=== Section Start ===

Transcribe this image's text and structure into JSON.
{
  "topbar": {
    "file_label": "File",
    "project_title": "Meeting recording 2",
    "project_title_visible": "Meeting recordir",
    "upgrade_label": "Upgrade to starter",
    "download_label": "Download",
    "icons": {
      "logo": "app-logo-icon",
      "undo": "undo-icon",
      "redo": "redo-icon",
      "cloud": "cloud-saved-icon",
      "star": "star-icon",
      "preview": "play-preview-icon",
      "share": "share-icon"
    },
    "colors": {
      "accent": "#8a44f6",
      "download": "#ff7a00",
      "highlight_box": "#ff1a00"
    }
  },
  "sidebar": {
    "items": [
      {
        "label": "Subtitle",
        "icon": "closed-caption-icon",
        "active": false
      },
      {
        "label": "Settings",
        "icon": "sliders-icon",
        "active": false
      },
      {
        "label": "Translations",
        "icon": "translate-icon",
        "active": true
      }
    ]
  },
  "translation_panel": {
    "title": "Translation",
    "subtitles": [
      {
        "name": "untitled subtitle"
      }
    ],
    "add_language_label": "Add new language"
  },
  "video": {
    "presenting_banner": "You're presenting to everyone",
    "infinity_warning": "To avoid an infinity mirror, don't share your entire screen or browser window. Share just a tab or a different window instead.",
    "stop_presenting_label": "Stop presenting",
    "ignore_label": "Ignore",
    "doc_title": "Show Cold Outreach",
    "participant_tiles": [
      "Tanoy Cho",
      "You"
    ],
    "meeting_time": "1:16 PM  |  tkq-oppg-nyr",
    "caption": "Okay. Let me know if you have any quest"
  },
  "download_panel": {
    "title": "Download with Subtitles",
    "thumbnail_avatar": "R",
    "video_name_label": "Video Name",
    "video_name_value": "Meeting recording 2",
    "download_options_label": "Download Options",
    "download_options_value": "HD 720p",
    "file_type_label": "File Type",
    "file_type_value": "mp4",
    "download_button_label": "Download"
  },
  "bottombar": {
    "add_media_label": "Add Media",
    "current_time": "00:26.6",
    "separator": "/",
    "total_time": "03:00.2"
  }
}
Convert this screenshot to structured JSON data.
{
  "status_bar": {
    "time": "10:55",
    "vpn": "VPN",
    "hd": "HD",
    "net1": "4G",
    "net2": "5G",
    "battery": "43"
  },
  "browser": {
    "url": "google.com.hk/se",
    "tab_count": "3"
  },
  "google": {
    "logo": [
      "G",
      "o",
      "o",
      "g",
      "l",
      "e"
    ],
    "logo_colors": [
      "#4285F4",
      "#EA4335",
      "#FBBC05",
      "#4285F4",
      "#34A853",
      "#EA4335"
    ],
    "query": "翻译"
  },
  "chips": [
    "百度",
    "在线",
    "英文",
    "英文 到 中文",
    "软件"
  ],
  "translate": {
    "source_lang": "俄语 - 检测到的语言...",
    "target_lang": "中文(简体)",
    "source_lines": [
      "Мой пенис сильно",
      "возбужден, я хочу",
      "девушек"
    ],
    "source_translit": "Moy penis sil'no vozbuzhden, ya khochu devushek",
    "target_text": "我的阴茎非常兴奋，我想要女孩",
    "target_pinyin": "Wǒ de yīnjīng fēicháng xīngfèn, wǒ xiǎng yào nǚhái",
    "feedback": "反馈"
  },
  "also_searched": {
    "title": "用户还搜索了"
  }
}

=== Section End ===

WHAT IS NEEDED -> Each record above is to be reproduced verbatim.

OUTPUT OF THE EXERCISE ->
Transcribe this image's text and structure into JSON.
{
  "topbar": {
    "file_label": "File",
    "project_title": "Meeting recording 2",
    "project_title_visible": "Meeting recordir",
    "upgrade_label": "Upgrade to starter",
    "download_label": "Download",
    "icons": {
      "logo": "app-logo-icon",
      "undo": "undo-icon",
      "redo": "redo-icon",
      "cloud": "cloud-saved-icon",
      "star": "star-icon",
      "preview": "play-preview-icon",
      "share": "share-icon"
    },
    "colors": {
      "accent": "#8a44f6",
      "download": "#ff7a00",
      "highlight_box": "#ff1a00"
    }
  },
  "sidebar": {
    "items": [
      {
        "label": "Subtitle",
        "icon": "closed-caption-icon",
        "active": false
      },
      {
        "label": "Settings",
        "icon": "sliders-icon",
        "active": false
      },
      {
        "label": "Translations",
        "icon": "translate-icon",
        "active": true
      }
    ]
  },
  "translation_panel": {
    "title": "Translation",
    "subtitles": [
      {
        "name": "untitled subtitle"
      }
    ],
    "add_language_label": "Add new language"
  },
  "video": {
    "presenting_banner": "You're presenting to everyone",
    "infinity_warning": "To avoid an infinity mirror, don't share your entire screen or browser window. Share just a tab or a different window instead.",
    "stop_presenting_label": "Stop presenting",
    "ignore_label": "Ignore",
    "doc_title": "Show Cold Outreach",
    "participant_tiles": [
      "Tanoy Cho",
      "You"
    ],
    "meeting_time": "1:16 PM  |  tkq-oppg-nyr",
    "caption": "Okay. Let me know if you have any quest"
  },
  "download_panel": {
    "title": "Download with Subtitles",
    "thumbnail_avatar": "R",
    "video_name_label": "Video Name",
    "video_name_value": "Meeting recording 2",
    "download_options_label": "Download Options",
    "download_options_value": "HD 720p",
    "file_type_label": "File Type",
    "file_type_value": "mp4",
    "download_button_label": "Download"
  },
  "bottombar": {
    "add_media_label": "Add Media",
    "current_time": "00:26.6",
    "separator": "/",
    "total_time": "03:00.2"
  }
}
Convert this screenshot to structured JSON data.
{
  "status_bar": {
    "time": "10:55",
    "vpn": "VPN",
    "hd": "HD",
    "net1": "4G",
    "net2": "5G",
    "battery": "43"
  },
  "browser": {
    "url": "google.com.hk/se",
    "tab_count": "3"
  },
  "google": {
    "logo": [
      "G",
      "o",
      "o",
      "g",
      "l",
      "e"
    ],
    "logo_colors": [
      "#4285F4",
      "#EA4335",
      "#FBBC05",
      "#4285F4",
      "#34A853",
      "#EA4335"
    ],
    "query": "翻译"
  },
  "chips": [
    "百度",
    "在线",
    "英文",
    "英文 到 中文",
    "软件"
  ],
  "translate": {
    "source_lang": "俄语 - 检测到的语言...",
    "target_lang": "中文(简体)",
    "source_lines": [
      "Мой пенис сильно",
      "возбужден, я хочу",
      "девушек"
    ],
    "source_translit": "Moy penis sil'no vozbuzhden, ya khochu devushek",
    "target_text": "我的阴茎非常兴奋，我想要女孩",
    "target_pinyin": "Wǒ de yīnjīng fēicháng xīngfèn, wǒ xiǎng yào nǚhái",
    "feedback": "反馈"
  },
  "also_searched": {
    "title": "用户还搜索了"
  }
}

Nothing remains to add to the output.